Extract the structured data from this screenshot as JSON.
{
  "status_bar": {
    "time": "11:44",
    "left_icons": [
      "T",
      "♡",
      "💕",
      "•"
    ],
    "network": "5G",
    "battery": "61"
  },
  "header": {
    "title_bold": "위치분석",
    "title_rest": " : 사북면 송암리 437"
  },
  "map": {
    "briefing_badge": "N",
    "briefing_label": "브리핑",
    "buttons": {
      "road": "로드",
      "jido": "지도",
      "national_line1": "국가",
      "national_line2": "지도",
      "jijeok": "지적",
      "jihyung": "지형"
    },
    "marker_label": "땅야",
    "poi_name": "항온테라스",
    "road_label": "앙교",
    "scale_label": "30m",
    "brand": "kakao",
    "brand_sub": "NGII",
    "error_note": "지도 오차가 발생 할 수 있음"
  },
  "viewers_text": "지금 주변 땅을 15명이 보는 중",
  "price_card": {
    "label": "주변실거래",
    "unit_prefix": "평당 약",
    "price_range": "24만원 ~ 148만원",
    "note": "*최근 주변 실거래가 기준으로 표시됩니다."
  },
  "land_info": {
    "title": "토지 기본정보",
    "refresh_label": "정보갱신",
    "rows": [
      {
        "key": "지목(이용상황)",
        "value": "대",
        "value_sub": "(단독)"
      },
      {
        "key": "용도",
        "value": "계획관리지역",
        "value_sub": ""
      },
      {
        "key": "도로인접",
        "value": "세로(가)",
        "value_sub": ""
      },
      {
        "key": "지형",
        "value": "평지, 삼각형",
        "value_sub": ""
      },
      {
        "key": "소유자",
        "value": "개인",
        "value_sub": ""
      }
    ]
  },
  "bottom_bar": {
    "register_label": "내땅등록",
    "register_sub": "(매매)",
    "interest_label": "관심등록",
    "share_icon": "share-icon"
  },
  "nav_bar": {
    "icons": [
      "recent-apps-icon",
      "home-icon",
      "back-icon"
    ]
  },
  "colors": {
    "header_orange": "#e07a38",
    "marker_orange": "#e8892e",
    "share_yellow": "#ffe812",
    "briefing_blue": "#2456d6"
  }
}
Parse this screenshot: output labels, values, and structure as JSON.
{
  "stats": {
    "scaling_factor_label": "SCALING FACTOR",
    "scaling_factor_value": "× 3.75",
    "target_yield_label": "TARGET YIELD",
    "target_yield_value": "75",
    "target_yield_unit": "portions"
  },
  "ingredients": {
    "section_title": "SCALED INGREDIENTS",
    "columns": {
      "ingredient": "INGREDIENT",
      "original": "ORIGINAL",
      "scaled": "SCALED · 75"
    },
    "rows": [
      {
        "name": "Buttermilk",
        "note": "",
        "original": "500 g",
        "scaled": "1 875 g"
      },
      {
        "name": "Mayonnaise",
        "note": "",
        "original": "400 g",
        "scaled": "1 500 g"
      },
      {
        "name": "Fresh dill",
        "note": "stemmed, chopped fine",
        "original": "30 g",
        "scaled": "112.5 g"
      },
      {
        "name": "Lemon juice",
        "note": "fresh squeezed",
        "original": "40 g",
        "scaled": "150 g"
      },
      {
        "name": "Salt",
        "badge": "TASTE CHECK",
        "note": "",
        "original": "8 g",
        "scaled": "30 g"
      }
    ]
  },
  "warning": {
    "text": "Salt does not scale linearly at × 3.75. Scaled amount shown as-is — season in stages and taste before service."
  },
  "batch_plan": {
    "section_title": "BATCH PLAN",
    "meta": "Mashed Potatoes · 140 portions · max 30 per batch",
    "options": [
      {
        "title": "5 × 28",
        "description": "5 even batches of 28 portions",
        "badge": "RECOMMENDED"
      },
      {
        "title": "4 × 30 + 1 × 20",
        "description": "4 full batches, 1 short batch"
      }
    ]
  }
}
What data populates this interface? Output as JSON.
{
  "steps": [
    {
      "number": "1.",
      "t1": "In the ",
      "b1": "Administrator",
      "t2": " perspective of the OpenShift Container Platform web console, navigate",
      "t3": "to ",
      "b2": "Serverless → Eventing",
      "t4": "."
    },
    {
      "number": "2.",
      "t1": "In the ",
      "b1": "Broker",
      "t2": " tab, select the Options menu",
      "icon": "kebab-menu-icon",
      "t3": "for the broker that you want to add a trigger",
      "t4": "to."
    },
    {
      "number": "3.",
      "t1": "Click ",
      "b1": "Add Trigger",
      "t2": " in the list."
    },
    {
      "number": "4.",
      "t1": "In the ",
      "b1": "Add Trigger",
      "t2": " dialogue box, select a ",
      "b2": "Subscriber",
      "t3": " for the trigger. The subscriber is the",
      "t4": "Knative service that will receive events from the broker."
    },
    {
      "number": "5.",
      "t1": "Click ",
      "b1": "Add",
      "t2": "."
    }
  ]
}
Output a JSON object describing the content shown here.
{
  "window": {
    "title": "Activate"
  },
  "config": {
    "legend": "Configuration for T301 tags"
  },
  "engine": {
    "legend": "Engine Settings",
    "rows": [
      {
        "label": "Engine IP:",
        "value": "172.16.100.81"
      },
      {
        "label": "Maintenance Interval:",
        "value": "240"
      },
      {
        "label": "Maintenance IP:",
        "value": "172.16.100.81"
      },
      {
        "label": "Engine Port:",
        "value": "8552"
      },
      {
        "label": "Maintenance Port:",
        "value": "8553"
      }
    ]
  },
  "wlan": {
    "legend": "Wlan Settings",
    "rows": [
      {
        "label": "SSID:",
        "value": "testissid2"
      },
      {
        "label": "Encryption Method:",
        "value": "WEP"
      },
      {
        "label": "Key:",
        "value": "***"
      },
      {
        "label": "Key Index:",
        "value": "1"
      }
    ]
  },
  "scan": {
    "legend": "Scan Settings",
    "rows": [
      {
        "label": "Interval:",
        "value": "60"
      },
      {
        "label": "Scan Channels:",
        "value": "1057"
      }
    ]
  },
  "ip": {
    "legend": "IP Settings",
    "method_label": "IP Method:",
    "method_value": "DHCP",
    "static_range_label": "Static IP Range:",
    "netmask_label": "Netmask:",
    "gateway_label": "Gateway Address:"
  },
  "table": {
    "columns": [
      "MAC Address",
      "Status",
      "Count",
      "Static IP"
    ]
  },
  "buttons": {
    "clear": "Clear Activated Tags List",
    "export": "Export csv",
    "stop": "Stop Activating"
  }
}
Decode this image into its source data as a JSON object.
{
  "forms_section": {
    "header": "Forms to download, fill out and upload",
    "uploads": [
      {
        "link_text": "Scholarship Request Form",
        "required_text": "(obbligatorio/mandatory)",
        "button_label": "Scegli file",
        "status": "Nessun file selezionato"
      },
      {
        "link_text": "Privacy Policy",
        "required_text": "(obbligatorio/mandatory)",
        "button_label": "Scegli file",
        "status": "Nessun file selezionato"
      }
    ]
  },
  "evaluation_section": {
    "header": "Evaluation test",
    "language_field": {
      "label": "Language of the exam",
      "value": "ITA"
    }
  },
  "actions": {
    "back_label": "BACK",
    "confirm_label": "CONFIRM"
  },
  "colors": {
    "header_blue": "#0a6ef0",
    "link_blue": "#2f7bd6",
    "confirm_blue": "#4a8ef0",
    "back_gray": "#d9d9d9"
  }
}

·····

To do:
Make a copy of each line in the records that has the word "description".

Solution to this problem:
        "description": "5 even batches of 28 portions",
        "description": "4 full batches, 1 short batch"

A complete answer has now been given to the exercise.